BEGIN PROVIDED DATA

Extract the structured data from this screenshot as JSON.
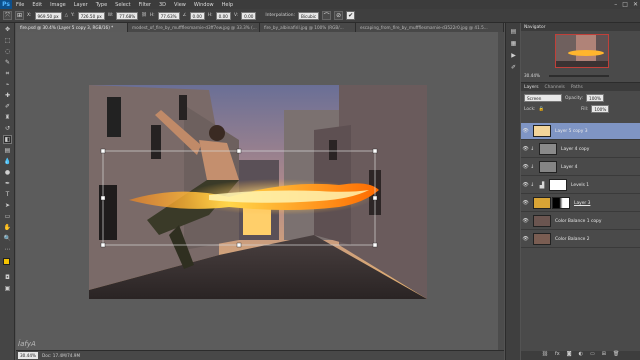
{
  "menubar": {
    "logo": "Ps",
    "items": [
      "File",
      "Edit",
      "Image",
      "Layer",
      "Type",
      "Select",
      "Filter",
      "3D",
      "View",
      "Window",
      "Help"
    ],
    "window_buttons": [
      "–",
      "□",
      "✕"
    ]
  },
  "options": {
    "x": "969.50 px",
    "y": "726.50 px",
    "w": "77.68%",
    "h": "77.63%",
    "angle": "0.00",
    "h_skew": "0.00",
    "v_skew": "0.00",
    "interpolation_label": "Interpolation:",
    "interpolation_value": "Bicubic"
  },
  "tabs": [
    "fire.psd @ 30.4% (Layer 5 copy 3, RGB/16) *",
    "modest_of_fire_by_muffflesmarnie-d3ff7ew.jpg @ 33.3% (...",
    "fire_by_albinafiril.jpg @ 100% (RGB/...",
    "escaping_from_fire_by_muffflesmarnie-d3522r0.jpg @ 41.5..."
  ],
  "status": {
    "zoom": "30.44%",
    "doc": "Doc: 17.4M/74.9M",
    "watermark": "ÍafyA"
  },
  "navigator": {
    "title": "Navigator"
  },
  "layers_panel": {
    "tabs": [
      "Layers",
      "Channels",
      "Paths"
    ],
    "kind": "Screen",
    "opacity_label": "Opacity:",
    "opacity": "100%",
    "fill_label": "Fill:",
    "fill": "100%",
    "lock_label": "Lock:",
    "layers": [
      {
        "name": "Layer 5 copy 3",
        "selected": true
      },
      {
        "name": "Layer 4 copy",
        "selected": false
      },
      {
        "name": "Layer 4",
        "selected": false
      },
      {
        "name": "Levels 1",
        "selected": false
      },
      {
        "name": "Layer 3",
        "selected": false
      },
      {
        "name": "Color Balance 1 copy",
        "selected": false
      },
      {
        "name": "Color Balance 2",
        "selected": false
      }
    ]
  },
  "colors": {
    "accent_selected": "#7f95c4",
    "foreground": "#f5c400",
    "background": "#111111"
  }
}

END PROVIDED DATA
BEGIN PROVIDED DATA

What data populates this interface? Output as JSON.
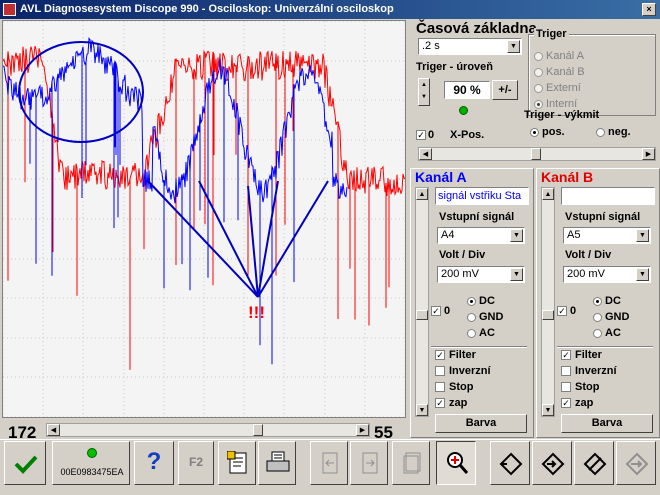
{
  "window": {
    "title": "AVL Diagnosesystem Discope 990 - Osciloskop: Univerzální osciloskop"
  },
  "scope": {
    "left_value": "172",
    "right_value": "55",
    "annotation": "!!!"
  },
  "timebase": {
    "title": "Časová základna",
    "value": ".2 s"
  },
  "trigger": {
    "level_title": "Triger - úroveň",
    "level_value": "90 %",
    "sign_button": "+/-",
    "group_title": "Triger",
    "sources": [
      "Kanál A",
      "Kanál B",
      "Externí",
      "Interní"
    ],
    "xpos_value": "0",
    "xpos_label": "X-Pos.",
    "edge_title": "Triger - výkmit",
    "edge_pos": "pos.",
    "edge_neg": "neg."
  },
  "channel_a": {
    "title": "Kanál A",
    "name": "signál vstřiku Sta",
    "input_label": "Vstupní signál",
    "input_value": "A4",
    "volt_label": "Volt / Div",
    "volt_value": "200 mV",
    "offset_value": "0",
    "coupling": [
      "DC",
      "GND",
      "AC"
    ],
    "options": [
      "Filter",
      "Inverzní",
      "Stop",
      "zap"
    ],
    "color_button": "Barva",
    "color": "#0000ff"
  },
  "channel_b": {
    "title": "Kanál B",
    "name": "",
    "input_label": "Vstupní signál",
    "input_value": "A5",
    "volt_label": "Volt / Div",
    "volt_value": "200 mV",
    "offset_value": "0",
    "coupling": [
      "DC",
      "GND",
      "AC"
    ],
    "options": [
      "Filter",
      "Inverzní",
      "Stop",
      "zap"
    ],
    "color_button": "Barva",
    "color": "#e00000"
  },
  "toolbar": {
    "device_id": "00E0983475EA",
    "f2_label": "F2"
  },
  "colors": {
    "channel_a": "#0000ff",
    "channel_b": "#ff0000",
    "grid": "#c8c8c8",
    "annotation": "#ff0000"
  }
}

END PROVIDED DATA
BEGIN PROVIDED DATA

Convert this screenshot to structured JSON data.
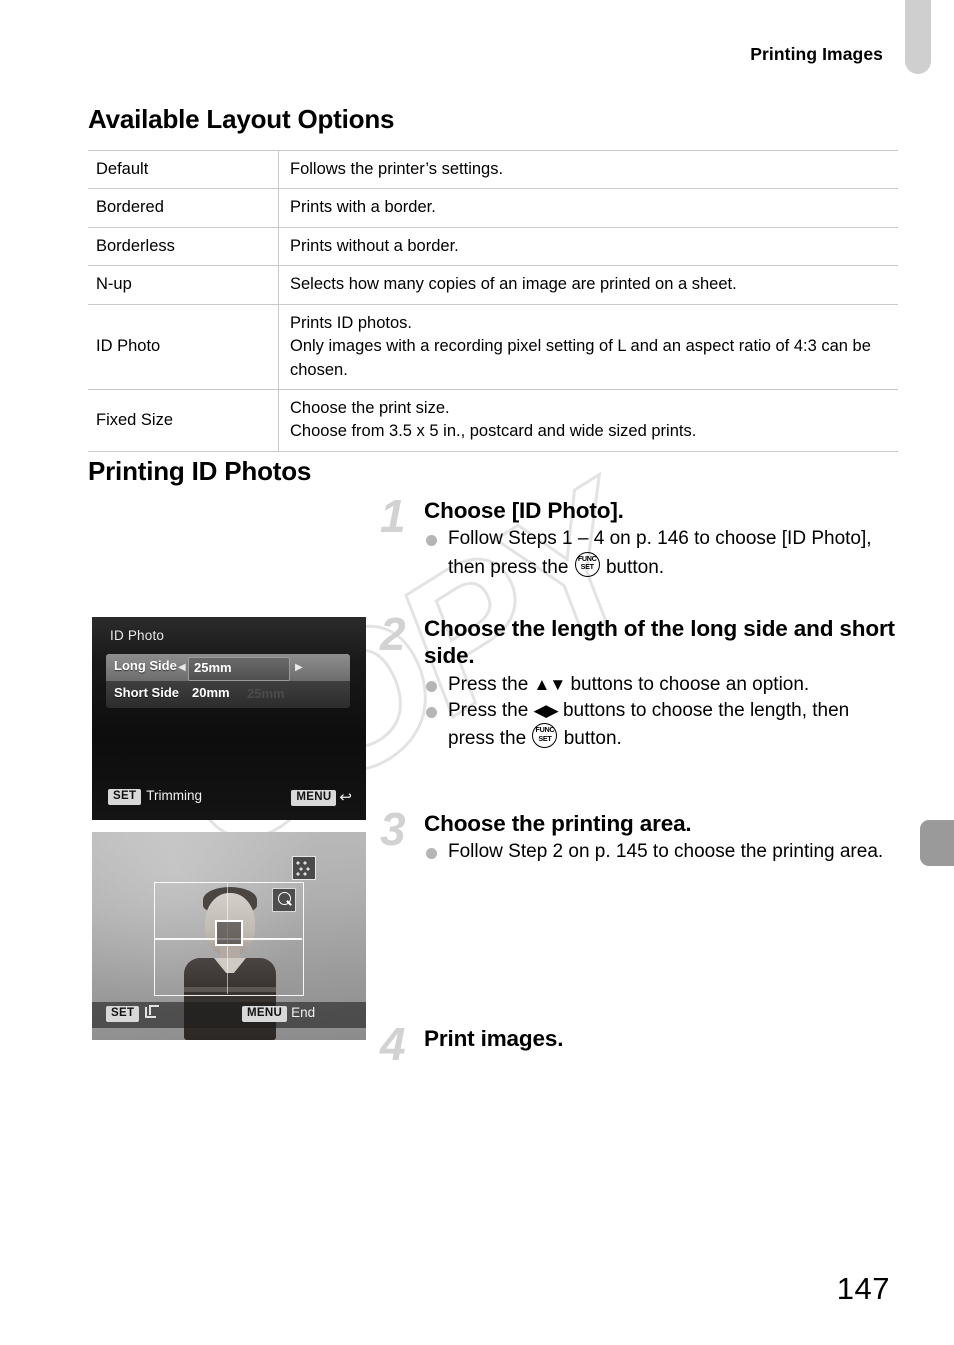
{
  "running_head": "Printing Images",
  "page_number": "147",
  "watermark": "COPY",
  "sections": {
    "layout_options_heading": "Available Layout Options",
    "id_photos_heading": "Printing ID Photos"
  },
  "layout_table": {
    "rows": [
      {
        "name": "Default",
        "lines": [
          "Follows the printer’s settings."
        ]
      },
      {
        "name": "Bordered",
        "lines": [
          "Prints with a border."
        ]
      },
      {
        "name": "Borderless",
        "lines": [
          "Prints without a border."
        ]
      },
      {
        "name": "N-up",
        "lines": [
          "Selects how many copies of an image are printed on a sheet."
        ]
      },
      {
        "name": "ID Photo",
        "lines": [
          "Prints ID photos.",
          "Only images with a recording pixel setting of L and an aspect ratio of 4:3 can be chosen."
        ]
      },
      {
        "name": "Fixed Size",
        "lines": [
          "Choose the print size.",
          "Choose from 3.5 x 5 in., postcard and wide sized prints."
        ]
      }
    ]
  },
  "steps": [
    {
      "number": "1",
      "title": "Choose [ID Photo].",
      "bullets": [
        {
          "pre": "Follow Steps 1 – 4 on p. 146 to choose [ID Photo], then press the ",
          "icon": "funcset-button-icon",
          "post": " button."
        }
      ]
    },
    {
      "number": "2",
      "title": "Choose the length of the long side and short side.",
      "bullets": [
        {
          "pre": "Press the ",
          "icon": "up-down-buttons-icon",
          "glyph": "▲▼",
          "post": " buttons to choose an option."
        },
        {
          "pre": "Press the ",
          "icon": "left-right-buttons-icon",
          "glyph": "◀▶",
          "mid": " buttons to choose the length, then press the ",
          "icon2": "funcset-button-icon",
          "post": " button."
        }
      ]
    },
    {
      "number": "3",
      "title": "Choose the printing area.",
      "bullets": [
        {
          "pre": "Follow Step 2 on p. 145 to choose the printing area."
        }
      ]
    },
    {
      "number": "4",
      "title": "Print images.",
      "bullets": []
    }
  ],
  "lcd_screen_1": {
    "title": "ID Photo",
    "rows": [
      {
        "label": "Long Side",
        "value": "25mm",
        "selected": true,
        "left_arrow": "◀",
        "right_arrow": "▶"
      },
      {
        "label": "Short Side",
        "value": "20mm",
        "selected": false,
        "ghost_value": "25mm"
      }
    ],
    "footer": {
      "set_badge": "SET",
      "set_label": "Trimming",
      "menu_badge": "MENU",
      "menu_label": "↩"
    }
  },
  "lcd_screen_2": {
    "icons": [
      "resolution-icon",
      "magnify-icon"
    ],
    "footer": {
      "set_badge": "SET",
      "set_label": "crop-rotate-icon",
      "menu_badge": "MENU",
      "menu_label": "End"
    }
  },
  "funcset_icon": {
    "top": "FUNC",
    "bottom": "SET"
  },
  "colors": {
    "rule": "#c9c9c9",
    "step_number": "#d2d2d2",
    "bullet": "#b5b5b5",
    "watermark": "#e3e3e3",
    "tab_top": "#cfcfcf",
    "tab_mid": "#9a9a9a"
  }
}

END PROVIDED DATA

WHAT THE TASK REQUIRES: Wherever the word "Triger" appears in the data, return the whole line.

ANSWER AREA:
    "level_title": "Triger - úroveň",
    "group_title": "Triger",
    "edge_title": "Triger - výkmit",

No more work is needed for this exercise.